My childhood in Bristol was a mix. In some ways, it wasn’t a very happy time. My father was the leading man in the Little Theatre at the Colston hall and he was there for a long, long time on weekly rep, doing about 45 plays a year. I’d watch him all the time, and all of our friends were in the theatre. We were a sort of family. But when war broke out, they wanted some people to stay in Bristol as police and firemen because of the bombings. So my father had to stop acting to become a war-time policeman. It was a difficult time in so many ways.

When the war ended, we moved out of Bristol to London to help further my father’s career in radio broadcasting. I was rather sorry to leave Bristol. But when I did go to London I had a brilliant English master who I owe an awful lot to. He was a small, little bald man with glasses, who always insisted that he should play the female lead. He was an amazing Cleopatra. For a long time, I wondered why, but he knew that if you had two boys playing Romeo and Juliet, the giggles would have completely disrupted the scene.

He managed to get us all engaged with Shakespeare. He said to us: ‘Look, you’re never going to understand any of this unless you get up and do it. So, clear all the desks to the side of the room. And you’ll be Brutus and you’ll be Cassius.’ He always insisted on distance, to really yell it at each other, because the force you need, the physical force you need, is the licence that’s required for that kind of language. It’s a heightened language that can’t be muttered. I say it to my students even now.

My father and mother were both actors and didn’t encourage me to go into acting. They both would rather I had done something else. It’s not a very secure life, even today. So I went on to do a literature degree at the Regent Street Polytechnic (now the University of Westminster) but the results weren’t particularly… encouraging. This was mainly because I spent an awful lot of time running the drama society and helping the magazine instead.
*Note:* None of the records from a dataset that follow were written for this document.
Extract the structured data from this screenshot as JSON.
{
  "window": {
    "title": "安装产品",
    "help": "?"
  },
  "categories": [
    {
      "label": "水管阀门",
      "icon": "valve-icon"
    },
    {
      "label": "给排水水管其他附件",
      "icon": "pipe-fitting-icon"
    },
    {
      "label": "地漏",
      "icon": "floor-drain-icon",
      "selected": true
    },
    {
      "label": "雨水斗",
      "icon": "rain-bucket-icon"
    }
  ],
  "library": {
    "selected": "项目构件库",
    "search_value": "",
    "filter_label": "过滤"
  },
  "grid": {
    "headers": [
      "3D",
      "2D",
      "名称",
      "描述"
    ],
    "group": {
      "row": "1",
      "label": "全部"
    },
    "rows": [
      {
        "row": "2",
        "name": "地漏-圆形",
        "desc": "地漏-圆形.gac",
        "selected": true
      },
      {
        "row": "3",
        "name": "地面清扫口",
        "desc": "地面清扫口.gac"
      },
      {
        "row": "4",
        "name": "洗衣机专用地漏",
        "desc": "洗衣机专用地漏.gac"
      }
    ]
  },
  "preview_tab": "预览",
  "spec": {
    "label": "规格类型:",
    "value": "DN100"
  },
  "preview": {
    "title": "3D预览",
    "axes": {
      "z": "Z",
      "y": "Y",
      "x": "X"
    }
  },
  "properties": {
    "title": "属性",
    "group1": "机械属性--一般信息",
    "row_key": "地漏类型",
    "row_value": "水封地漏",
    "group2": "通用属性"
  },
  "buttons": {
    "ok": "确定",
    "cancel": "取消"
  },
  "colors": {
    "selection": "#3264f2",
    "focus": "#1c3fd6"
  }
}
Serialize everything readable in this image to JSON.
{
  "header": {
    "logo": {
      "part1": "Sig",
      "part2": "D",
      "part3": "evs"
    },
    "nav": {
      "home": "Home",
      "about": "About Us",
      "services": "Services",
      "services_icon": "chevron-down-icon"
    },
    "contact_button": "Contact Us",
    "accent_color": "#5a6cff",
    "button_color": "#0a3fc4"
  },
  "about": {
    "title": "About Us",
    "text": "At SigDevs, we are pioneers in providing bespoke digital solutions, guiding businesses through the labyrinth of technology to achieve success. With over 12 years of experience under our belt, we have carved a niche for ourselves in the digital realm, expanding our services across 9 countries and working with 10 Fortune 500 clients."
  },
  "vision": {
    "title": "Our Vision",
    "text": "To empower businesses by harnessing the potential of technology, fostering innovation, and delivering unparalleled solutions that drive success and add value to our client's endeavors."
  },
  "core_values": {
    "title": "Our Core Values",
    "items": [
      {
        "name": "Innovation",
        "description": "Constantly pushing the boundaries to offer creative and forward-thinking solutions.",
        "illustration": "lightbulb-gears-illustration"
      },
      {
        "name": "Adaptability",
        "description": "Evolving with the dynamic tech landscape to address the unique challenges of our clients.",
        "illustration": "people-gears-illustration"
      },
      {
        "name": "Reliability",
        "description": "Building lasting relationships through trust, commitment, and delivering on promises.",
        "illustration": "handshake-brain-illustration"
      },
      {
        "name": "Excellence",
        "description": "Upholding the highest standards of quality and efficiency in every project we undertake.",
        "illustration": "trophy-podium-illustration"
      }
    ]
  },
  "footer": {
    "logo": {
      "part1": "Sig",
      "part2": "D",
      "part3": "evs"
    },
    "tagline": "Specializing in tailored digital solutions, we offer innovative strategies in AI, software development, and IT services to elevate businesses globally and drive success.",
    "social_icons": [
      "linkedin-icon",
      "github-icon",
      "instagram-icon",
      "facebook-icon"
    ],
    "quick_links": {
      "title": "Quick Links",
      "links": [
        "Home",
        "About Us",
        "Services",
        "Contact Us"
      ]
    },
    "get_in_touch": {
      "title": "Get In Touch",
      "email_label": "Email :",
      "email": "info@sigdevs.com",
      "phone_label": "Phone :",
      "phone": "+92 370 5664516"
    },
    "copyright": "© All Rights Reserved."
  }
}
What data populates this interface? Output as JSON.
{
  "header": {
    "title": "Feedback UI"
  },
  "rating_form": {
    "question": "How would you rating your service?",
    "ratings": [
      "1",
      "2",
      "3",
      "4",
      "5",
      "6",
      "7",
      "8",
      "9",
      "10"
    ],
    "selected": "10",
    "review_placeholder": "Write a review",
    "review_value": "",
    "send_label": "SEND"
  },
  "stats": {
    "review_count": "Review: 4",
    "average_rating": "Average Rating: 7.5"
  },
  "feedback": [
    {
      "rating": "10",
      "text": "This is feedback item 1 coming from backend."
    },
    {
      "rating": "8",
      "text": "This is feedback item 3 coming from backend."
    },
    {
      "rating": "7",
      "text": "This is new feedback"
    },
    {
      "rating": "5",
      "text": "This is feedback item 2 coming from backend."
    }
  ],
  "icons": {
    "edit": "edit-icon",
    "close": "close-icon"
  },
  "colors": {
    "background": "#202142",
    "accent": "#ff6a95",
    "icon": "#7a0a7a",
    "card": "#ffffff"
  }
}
When I was a student, I came back to Bristol to take part in the first ever National Student Drama award set up by the Sunday Times and held in the Victoria rooms. I directed the play, and we won it. After the performance, I went to the loo and standing beside me was the famous judge and theatre critic Harold Hobson, and he said, ‘Are you Timothy West?’ I nodded and he said, ‘That was very good. Have you ever thought of doing it professionally?’ I paused for about five seconds and then went, ‘Yes! Yes.’ (Though of course I hadn’t.) And then on the train ride home I thought – yes, okay. That’s really, the moment I made my decision to go into acting.

I did other jobs for a while to pay the bills. I worked as an office furniture salesman (but I didn’t sell much). Then I was a recording engineer for EMI as a quality control engineer and that was a nice job. But acting was in my blood, and I still was afraid to take the final plunge. I was a member of so many amateur societies, rehearsing every night, that in the end my boss at EMI said, ‘Look, I think maybe you ought to consider being paid for the job to which you’re clearly devoting most of your energy… and thought… and wakefulness.’ I got the message. He did me a great favour in giving me the final push, in ushering me to take the risk.

Bristol has been a huge part of my life. I’ve been back time and time again to do plays at the Bristol Old Vic and to see close friends – some of which I made when I was five years old. There’s something about Bristol; it’s a place that stays in your memory for a long time.

Further information

Timothy West CBE spent his formative years in Bristol before going on to forge a career as an actor. He has also done seasons with the Royal Shakespeare Company, the National Theatre, the Chichester Festival and the Birmingham Rep.

His performances at the Bristol Old Vic include Henry IV Parts I and II, The Master Builder, Uncle Vanya and King Lear. He also served on the theatre’s Board of Trustees for six years and has a long-standing relationship with the University of Bristol's Theatre Collection, which contains photos and artefacts from his acting career.

Currently President of the Society for Theatre Research and of the London Academy of Music and Dramatic Art, Timothy will be awarded with an Honorary Doctor of Letters by the University.